Record set:
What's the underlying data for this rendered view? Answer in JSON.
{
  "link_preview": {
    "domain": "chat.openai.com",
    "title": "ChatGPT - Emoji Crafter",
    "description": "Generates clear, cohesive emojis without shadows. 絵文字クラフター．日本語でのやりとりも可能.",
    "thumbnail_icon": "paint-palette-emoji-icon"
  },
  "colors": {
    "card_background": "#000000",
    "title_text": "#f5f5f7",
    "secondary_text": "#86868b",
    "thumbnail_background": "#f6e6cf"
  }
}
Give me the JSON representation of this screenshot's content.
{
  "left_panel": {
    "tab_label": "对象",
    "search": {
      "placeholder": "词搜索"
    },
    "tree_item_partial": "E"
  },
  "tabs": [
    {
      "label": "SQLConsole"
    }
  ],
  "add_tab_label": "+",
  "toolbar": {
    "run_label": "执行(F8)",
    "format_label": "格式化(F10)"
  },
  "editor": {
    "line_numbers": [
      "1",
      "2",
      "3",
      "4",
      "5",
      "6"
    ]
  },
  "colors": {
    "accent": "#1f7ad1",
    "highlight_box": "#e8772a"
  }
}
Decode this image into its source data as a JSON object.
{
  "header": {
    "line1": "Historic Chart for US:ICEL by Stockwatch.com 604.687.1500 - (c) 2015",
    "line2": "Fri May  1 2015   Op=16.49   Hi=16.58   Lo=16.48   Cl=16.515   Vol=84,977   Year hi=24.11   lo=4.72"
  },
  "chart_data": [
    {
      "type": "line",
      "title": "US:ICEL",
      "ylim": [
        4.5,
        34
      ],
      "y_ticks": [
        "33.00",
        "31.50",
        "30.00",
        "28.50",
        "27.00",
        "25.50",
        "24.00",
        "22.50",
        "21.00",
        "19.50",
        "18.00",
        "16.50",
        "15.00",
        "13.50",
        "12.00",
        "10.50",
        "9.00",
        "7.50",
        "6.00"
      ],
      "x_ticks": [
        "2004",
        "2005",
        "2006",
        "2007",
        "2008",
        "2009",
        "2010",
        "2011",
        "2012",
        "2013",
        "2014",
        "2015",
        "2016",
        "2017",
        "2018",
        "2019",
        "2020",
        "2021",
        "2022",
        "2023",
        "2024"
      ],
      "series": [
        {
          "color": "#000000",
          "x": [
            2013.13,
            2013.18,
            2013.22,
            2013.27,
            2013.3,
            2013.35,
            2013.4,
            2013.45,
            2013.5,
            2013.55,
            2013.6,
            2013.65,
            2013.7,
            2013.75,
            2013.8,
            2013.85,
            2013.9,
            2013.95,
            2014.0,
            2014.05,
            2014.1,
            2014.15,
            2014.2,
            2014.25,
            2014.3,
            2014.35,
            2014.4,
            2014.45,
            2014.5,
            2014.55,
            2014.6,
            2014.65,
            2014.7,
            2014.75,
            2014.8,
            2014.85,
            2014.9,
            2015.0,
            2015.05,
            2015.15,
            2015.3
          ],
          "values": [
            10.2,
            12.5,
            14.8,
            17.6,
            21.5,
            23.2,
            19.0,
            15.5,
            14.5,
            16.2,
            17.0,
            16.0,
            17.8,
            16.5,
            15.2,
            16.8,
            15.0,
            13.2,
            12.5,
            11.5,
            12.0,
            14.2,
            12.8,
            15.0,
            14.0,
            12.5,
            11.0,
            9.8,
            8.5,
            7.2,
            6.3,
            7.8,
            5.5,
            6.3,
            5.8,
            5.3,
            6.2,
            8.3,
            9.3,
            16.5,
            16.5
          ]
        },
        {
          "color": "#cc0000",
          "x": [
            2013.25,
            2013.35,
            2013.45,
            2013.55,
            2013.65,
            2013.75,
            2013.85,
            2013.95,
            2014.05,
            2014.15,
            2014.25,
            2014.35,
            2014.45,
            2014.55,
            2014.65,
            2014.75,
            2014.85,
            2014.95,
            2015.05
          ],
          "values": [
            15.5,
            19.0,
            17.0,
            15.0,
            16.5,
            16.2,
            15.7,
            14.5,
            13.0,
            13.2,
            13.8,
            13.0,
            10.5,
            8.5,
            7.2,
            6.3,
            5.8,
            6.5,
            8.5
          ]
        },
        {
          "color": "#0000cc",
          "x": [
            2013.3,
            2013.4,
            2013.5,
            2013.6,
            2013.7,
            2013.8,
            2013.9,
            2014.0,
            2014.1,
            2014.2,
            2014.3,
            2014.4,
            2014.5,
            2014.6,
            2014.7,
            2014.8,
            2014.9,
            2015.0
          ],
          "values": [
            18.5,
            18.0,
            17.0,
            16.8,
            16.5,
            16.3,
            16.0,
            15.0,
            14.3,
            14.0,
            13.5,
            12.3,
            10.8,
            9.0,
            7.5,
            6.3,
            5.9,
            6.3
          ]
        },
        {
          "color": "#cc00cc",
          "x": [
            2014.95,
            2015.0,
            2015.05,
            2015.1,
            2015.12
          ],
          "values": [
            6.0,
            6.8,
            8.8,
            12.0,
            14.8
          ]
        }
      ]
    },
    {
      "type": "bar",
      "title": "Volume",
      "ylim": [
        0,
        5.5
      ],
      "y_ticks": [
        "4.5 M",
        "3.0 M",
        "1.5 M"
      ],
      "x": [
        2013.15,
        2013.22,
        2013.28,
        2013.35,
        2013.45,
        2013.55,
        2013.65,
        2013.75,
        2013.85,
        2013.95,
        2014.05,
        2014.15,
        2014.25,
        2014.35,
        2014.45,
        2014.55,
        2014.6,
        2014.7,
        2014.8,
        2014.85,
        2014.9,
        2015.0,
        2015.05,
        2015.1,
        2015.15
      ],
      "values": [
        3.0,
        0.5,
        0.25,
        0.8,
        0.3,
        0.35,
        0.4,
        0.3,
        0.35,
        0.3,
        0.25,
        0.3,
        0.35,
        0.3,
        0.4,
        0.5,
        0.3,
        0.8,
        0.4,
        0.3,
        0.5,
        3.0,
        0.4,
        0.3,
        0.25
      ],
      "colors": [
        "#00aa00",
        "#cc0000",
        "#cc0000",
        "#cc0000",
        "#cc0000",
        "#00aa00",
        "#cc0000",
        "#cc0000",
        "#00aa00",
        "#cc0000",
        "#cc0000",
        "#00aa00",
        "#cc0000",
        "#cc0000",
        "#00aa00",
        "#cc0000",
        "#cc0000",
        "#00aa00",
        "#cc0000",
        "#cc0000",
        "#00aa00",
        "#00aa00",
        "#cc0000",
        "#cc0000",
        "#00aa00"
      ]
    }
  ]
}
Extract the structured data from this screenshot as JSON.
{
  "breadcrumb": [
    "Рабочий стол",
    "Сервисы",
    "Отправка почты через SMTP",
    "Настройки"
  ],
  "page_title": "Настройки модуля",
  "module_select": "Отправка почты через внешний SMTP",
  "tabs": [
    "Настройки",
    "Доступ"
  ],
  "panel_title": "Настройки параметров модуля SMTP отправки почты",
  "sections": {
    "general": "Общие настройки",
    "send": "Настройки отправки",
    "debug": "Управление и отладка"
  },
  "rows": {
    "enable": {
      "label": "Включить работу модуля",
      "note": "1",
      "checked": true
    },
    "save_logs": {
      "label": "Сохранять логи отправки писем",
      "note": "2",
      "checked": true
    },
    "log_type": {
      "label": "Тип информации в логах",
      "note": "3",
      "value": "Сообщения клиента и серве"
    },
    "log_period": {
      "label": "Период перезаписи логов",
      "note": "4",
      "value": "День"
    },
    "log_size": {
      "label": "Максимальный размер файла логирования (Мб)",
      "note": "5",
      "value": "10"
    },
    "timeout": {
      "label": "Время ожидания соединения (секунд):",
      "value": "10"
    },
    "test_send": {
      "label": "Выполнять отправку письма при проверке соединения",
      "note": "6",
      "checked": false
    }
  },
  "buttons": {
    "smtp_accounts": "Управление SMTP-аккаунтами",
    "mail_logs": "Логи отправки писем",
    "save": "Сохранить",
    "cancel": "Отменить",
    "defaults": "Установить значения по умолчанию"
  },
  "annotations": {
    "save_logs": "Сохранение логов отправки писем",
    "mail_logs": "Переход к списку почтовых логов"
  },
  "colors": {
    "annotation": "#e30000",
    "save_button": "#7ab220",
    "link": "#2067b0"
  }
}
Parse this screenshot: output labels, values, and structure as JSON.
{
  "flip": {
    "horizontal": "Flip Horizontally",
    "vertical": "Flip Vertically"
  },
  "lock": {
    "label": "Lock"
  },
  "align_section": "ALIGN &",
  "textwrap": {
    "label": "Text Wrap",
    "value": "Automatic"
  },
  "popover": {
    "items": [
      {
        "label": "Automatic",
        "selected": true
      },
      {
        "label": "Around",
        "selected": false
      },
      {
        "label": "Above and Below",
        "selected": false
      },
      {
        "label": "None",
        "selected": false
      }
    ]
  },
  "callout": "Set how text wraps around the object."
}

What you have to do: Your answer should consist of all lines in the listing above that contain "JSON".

Response to the exercise:
What's the underlying data for this rendered view? Answer in JSON.
Give me the JSON representation of this screenshot's content.
Decode this image into its source data as a JSON object.
Extract the structured data from this screenshot as JSON.
Parse this screenshot: output labels, values, and structure as JSON.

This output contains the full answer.